§ Problem to solve:
State how many lines below hold the word "JSON". Give that number and no other text.

[Source records]
# # # #
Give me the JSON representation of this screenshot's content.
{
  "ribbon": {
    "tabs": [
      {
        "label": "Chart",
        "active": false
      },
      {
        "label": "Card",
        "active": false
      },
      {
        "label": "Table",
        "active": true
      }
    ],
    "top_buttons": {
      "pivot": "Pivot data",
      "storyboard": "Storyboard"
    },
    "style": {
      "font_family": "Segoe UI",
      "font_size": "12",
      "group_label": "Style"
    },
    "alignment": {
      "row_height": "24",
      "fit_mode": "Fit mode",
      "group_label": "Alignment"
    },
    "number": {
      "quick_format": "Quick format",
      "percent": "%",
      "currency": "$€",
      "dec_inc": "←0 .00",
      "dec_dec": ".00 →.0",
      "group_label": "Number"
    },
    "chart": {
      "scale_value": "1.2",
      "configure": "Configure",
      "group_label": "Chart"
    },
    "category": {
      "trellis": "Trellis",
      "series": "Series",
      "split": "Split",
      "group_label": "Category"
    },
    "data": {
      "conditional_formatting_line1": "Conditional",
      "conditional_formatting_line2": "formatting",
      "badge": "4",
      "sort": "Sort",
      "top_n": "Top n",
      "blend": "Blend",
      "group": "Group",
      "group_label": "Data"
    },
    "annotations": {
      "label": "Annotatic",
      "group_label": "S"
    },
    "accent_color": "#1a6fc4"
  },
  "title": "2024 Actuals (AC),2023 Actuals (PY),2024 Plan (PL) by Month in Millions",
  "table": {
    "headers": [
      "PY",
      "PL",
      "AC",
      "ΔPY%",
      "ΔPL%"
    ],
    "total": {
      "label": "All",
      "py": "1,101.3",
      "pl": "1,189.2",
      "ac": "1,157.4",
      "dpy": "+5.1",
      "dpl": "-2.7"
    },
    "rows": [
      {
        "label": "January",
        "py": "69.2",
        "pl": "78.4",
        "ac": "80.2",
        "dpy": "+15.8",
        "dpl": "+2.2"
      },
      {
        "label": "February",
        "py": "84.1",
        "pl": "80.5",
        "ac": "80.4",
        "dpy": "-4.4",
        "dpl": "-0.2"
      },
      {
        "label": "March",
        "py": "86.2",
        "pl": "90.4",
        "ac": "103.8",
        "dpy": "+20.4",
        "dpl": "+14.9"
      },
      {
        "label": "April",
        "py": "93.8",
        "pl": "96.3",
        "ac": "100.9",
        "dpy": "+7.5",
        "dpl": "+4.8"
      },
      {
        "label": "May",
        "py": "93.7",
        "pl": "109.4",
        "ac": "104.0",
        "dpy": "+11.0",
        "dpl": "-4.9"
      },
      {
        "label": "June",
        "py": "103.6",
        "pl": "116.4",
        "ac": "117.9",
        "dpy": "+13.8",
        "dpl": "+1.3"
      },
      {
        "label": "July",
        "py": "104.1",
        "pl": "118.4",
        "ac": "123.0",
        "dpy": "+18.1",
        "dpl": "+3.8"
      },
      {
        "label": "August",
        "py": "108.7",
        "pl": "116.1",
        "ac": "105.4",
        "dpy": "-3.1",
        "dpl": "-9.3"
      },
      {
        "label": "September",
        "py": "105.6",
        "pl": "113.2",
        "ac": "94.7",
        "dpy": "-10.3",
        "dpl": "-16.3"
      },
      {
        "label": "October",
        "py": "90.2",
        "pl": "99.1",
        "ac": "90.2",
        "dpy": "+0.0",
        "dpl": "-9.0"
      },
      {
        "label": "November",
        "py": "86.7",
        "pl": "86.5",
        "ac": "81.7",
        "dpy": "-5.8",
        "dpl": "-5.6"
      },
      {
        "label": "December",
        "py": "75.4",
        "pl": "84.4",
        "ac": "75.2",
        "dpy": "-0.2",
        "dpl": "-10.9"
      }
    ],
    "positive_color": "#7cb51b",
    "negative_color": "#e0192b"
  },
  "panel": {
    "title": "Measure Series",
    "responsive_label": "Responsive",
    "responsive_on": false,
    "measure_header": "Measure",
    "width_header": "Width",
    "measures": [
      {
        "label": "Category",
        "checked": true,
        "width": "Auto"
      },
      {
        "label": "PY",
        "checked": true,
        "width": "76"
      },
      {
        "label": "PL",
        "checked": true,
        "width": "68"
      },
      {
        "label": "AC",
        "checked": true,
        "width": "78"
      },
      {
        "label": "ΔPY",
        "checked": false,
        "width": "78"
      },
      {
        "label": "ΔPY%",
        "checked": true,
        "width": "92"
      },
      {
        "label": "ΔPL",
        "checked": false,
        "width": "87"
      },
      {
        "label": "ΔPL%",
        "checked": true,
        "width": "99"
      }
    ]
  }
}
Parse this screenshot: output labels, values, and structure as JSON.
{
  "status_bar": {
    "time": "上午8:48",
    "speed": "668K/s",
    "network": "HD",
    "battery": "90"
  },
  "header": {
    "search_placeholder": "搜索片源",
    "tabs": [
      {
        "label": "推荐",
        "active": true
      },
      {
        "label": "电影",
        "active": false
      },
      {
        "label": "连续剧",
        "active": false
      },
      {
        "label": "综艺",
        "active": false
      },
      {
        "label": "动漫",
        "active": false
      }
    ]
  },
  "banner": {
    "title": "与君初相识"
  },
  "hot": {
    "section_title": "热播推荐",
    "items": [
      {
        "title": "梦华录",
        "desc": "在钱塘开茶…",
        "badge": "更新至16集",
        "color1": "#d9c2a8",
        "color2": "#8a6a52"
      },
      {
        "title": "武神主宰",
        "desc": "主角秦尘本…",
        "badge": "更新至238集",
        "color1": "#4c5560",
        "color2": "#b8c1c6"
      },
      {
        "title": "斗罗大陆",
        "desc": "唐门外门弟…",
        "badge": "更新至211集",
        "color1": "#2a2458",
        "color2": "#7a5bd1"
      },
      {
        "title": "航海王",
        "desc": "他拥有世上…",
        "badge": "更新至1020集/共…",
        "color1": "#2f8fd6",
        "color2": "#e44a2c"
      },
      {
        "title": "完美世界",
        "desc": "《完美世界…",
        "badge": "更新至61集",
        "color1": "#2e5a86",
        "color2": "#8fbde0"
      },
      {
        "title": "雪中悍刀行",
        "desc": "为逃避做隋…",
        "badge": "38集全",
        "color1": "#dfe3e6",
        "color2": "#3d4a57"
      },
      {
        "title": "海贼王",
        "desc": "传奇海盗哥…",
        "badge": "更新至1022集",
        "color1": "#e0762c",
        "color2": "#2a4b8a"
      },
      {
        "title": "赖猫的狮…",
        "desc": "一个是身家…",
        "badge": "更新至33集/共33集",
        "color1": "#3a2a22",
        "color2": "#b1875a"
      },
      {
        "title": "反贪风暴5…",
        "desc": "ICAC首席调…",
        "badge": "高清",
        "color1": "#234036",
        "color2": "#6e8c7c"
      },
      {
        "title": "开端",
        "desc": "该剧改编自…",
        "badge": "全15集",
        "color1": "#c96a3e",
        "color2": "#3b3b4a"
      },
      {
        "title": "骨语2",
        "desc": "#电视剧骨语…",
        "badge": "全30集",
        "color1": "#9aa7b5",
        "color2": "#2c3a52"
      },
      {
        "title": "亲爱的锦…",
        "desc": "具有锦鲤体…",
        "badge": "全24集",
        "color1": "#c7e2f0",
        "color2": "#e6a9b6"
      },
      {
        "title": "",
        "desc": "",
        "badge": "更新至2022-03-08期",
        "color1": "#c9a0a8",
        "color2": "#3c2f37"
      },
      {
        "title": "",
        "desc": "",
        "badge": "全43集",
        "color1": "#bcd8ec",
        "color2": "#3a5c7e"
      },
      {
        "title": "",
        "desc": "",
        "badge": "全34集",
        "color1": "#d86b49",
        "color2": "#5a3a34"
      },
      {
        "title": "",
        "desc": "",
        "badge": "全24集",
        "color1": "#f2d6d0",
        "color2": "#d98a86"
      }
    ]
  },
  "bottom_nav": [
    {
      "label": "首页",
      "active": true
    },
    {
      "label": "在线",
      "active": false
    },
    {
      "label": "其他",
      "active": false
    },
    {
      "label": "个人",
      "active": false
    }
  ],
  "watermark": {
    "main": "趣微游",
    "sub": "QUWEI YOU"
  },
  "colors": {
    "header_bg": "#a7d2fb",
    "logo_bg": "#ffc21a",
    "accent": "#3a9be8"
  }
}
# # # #
§ Output of the task:
2